In the listing that follows, count every line holding the word "JSON" and give only the count.

-- Material supplied follows --

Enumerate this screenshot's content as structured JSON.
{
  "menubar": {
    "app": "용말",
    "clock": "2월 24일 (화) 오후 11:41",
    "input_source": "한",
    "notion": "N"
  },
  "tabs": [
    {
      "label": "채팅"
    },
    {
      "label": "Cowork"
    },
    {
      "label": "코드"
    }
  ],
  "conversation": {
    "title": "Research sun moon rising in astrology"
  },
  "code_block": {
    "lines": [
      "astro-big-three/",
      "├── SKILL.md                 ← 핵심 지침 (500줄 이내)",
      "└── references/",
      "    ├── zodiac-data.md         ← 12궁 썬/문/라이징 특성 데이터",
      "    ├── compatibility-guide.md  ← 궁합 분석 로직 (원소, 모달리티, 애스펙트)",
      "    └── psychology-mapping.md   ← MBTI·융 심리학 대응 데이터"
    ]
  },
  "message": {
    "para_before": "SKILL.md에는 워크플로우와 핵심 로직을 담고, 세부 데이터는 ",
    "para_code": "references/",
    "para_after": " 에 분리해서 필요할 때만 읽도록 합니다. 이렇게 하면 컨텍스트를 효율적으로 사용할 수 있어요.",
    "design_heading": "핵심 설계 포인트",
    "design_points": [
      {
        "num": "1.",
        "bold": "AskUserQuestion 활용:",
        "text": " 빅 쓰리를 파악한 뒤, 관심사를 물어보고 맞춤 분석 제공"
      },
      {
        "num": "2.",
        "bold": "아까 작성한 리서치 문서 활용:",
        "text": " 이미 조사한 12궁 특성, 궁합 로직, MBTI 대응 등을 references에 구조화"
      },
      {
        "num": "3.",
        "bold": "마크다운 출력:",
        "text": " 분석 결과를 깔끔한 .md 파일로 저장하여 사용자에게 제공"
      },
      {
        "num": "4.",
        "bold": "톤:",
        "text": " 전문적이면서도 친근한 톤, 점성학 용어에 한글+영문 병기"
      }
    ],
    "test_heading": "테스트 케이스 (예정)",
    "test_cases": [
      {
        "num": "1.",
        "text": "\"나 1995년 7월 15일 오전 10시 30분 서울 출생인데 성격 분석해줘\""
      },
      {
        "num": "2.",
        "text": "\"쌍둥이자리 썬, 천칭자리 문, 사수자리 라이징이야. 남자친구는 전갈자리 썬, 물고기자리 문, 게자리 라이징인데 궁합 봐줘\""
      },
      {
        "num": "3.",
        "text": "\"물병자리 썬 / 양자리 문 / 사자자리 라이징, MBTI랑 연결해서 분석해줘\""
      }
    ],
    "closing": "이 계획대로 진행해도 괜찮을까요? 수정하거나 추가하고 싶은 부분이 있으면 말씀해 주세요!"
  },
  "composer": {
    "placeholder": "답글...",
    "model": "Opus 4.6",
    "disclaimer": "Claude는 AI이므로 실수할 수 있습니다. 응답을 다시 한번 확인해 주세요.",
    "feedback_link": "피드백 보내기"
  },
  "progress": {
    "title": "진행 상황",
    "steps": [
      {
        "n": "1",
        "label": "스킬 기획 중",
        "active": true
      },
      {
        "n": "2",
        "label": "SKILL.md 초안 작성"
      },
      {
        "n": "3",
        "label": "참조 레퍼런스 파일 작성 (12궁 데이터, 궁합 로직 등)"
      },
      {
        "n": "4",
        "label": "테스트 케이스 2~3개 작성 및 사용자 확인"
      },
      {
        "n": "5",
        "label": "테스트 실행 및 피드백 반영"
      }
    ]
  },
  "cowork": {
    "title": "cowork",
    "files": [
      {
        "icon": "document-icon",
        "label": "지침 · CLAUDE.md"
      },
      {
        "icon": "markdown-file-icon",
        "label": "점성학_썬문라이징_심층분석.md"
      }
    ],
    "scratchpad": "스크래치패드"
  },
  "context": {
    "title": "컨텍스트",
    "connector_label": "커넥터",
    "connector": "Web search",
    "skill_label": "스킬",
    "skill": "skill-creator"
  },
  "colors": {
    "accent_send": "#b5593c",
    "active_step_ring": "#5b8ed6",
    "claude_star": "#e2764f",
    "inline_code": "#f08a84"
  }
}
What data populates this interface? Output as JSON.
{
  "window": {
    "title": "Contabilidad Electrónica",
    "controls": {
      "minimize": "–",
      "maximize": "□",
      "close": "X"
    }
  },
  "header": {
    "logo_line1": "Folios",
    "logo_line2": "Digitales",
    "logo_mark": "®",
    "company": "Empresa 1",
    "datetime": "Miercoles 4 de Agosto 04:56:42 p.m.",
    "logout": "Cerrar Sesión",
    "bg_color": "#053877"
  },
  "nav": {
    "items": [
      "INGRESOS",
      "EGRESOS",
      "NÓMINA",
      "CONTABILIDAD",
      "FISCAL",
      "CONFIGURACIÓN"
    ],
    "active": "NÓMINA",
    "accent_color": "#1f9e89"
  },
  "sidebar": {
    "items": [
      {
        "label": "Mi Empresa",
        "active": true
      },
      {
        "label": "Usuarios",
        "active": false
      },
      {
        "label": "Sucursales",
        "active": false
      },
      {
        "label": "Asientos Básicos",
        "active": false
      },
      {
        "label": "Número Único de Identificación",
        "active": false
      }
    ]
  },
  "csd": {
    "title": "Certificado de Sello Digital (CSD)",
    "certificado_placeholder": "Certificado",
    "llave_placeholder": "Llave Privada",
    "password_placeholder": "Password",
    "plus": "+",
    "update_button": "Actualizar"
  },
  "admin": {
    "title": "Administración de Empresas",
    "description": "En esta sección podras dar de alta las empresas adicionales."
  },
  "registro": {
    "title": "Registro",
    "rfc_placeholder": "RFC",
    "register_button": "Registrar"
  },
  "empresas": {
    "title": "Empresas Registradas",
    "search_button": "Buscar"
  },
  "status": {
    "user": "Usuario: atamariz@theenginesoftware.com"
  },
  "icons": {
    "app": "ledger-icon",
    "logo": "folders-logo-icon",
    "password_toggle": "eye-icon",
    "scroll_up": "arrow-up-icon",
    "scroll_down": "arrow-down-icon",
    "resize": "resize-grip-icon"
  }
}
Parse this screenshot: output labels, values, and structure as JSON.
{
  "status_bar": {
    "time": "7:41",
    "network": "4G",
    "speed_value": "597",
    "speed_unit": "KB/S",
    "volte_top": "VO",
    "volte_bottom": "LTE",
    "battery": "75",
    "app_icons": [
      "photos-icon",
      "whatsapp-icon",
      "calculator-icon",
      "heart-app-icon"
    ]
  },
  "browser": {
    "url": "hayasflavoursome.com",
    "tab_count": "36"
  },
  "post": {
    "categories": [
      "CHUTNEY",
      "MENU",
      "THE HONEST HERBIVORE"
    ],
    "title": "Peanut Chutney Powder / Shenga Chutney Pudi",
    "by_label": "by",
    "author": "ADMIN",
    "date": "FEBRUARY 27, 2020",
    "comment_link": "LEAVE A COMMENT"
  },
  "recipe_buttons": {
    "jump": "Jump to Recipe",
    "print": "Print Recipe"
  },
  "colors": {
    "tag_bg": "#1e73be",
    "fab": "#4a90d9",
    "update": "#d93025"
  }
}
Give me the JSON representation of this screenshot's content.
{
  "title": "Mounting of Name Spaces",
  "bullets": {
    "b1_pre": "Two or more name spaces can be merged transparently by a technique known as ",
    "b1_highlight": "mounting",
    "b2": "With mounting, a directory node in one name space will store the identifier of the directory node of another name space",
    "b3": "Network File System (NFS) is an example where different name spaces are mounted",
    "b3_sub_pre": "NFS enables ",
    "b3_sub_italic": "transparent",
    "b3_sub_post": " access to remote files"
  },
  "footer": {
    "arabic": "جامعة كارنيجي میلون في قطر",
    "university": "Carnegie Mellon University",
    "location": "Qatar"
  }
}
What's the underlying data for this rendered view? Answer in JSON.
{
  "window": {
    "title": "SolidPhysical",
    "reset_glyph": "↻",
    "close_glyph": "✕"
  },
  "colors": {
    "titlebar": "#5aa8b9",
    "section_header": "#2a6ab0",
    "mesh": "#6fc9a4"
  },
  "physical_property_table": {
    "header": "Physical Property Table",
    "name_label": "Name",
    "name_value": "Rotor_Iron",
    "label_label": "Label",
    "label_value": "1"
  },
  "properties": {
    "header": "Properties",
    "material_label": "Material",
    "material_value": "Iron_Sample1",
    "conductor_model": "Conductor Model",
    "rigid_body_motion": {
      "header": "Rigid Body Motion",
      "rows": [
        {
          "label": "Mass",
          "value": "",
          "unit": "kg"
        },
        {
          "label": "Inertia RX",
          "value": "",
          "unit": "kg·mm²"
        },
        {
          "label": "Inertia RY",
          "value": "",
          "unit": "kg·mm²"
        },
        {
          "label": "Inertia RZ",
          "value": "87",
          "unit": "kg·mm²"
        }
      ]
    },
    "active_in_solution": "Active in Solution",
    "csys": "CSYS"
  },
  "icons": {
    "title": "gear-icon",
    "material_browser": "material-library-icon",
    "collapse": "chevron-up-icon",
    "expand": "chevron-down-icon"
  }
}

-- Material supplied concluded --

▶ [Task solution] 5